Later that evening the couple, still hiding in the cave, hears music. McCarthy tells Wynters, the pods wouldn’t be playing music; he kisses Wynters and exits the cave in the direction the music is coming from. He quickly finds out his theory was wrong, the music is coming from speakers near a truck where pod-people are loading freshly delivered pods on to the truck. He quickly heads back to Wynters, still in the cave, who has fallen asleep. He wakes her up and kisses her. The camera focuses in on an extreme close-up of Wynters blank face. A quick cut to McCarthy, whose shocked expression reveals the horror. She is now a pod!
The studio, fearful of a simple minded public not being able to deal with a downbeat ending forced Siegel to add on a prologue with a more upbeat ending. The film originally was suppose to end with McCarthy frantically running on to a highway yelling at passing cars hysterically about an alien invasion, finally turning directly toward the camera in close up and screaming out, “They’re already here, You’re next!” Instead we are subject to an added on ending where McCarthy is picked up by the police, taken to a doctor’s office where no one believes him until they hear about an accident and a truck with pod like objects in the back. At this point, they call the FBI in as the film ends. Imagine for a moment how much more powerful the ending would be if the film had ended with McCarthy screaming into your face, “YOU”RE NEXT!”
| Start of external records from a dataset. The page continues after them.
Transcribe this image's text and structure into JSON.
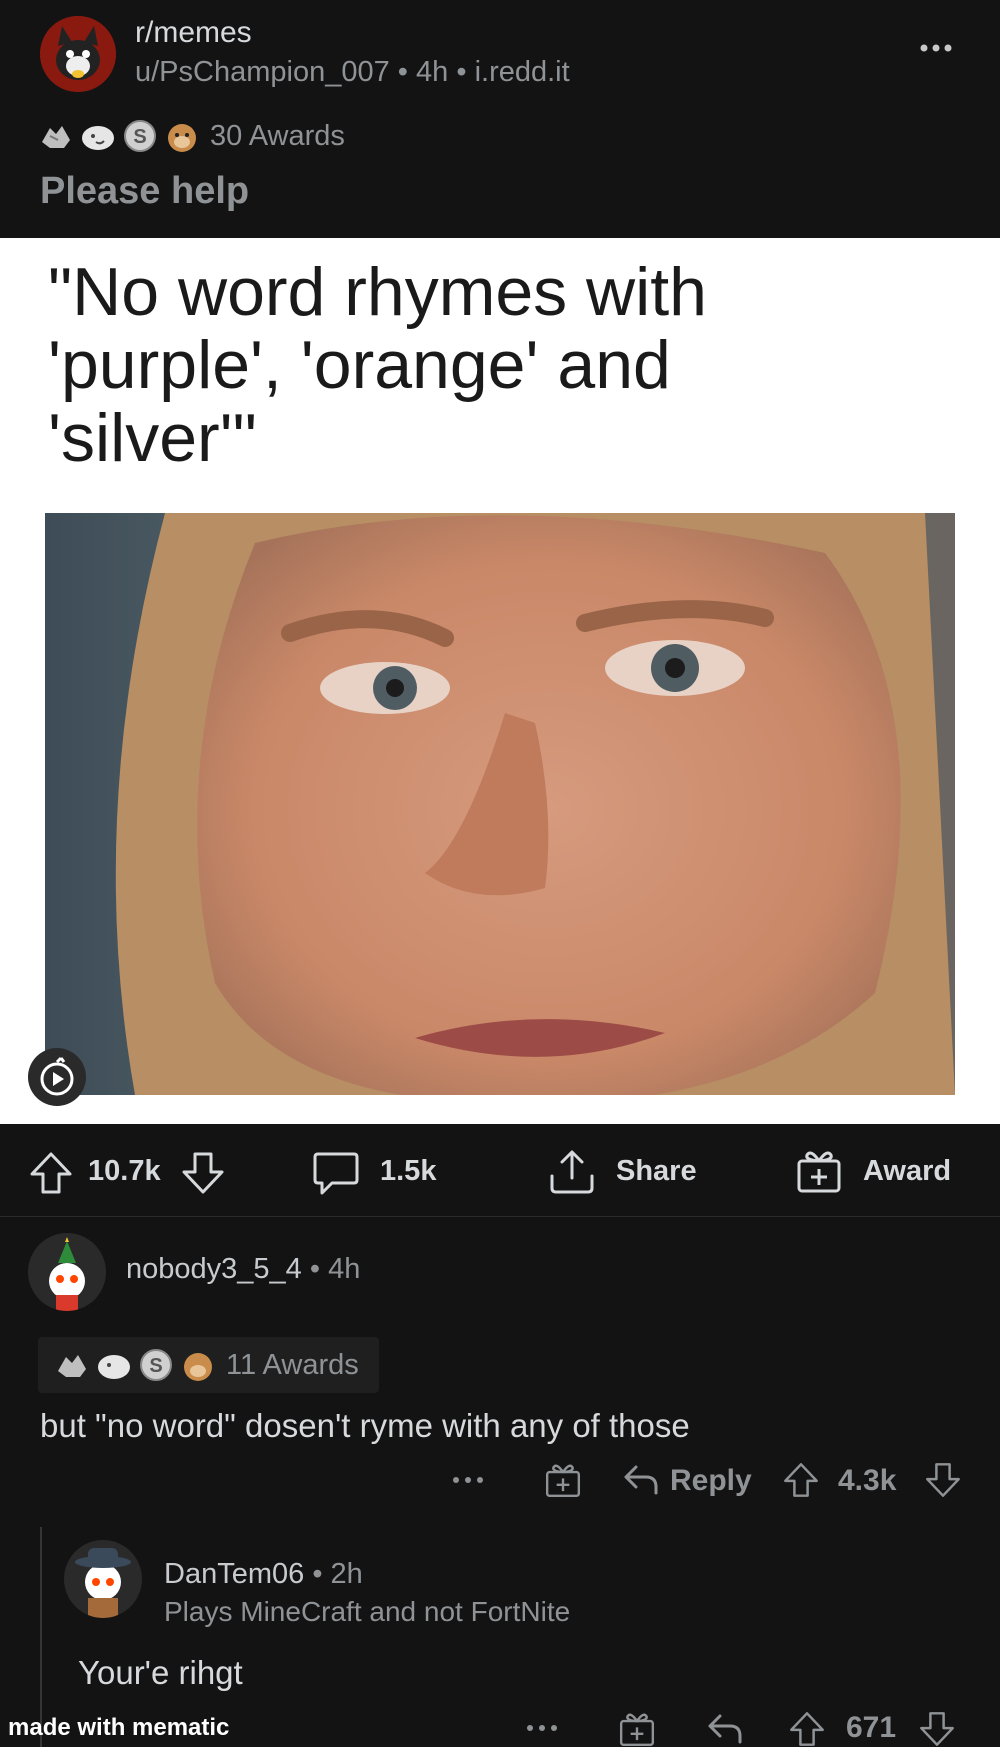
{
  "post": {
    "subreddit": "r/memes",
    "author": "u/PsChampion_007",
    "age": "4h",
    "domain": "i.redd.it",
    "awards_label": "30 Awards",
    "title": "Please help",
    "meme_text": "\"No word rhymes with 'purple', 'orange' and 'silver'\"",
    "upvotes": "10.7k",
    "comments": "1.5k",
    "share_label": "Share",
    "award_label": "Award"
  },
  "comment1": {
    "author": "nobody3_5_4",
    "age": "4h",
    "awards_label": "11 Awards",
    "body": "but \"no word\" dosen't ryme with any of those",
    "reply_label": "Reply",
    "score": "4.3k"
  },
  "comment2": {
    "author": "DanTem06",
    "age": "2h",
    "flair": "Plays MineCraft and not FortNite",
    "body": "Your'e rihgt",
    "score": "671"
  },
  "watermark": "made with mematic",
  "colors": {
    "background": "#131314",
    "text": "#d7dadc",
    "muted": "#8f9396",
    "accent": "#ff4500"
  }
}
Along with McCarthy and Wynters, the cast also includes King Donavan, Carolyn Jones (as a blonde), Larry Gates, Whit Bissell, Jean Willes and a young Sam Peckinpah who it is said to have contributed to the screenplay however, it is McCarthy, in a career defining performance, and the beautiful Dana Wynters, whose performances you won’t forget.
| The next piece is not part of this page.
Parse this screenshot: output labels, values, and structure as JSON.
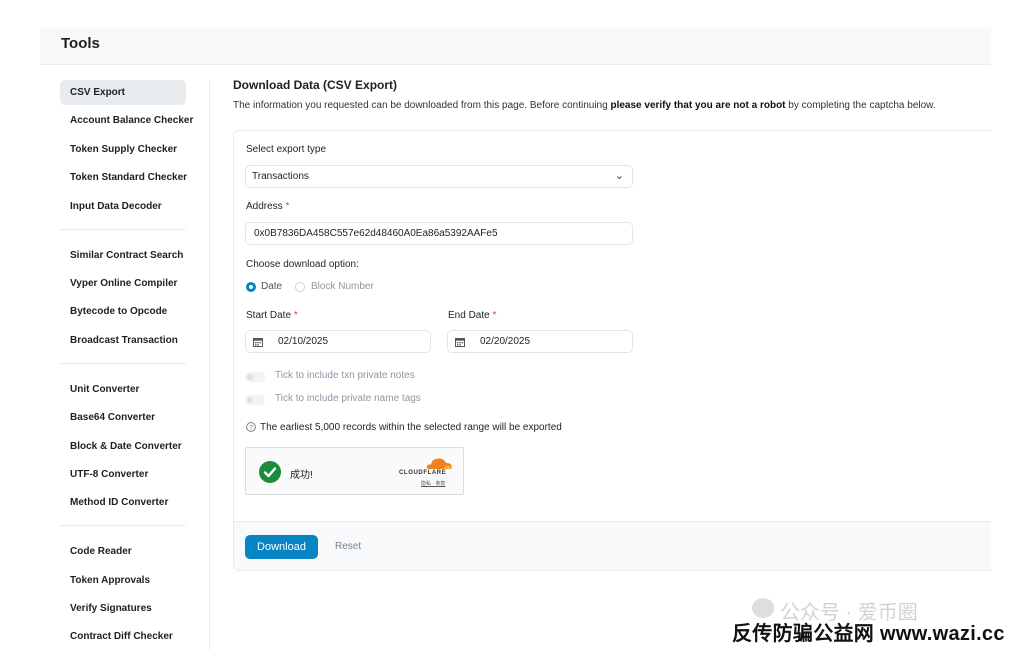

In 1978, the first of three remakes came out. Directed by Phillip Kaufman, with cameos by Kevin McCarthy, still running around hysterically on the highway screaming, “They’re here!” (instead of “You’re next!”) and original director Don Siegel as a cab driver. While not the classic the original is, Kaufman’s film is a fine worthy effort. Next was Abel Ferrara’s 1993 film, with a title very close to the original Jack Finney title, “Body Snatchers.” Again there are pod like creatures taking the place of real humans only this time on a U.S. Military base. The last version, so far, was made in 2007 and is called “The Invasion.” Again it is similar, yet different. An alien virus turns humans into cold pod like beings after they fall asleep. Kevin McCarthy’s general practitioner Dr. Bennell has evolved into Dr. Carol Bennell, a Government psychiatrist. I found this last version the worst of the four.
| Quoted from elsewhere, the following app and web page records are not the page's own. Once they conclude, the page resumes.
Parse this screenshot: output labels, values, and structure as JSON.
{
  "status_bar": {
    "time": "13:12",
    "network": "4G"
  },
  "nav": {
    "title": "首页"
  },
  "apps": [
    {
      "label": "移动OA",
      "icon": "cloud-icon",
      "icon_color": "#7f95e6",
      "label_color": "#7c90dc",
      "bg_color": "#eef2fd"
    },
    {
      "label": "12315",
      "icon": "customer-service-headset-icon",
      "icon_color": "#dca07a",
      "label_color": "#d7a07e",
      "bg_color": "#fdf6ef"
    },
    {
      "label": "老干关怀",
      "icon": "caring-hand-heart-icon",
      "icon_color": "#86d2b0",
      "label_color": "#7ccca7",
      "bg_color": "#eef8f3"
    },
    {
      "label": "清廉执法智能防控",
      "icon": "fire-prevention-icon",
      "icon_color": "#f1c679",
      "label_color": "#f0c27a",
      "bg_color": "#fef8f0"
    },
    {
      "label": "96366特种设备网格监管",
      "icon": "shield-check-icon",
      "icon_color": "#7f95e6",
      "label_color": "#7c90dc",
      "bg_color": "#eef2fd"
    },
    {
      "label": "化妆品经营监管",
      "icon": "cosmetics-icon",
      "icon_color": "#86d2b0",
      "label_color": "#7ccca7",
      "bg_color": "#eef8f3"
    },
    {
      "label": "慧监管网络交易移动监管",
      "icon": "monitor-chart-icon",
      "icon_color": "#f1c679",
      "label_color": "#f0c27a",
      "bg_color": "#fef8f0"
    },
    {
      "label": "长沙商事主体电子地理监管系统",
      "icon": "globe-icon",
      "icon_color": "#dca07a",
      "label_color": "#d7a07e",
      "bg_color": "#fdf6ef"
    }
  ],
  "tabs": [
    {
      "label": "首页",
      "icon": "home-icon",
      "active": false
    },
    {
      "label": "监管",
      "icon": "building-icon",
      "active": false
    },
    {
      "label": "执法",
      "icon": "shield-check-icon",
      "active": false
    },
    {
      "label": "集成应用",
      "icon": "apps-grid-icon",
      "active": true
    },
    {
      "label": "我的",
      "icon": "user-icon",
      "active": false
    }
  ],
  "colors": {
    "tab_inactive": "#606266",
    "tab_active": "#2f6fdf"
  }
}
“Invasion of the Body Snatchers” cautions’ us on the problem of being complacent with our lives; falling asleep is a danger, we are vulnerable, one loses touch with the world, and pods can quickly take us over. This fear is as relevant today as it was more than fifty years ago when the film was made, more so as pod like idealogues and followers swarm into the political mainstream. While the tacked on ending of the film gives a bit of encouragement that all will be alright, the real ending Siegel wanted, with McCarthy on the highway staring straight into the screen, gives us no such assurance.
The film opened in New York City as part of a dooms day “horror” twin bill in late April of 1956. The second feature was “World without End.”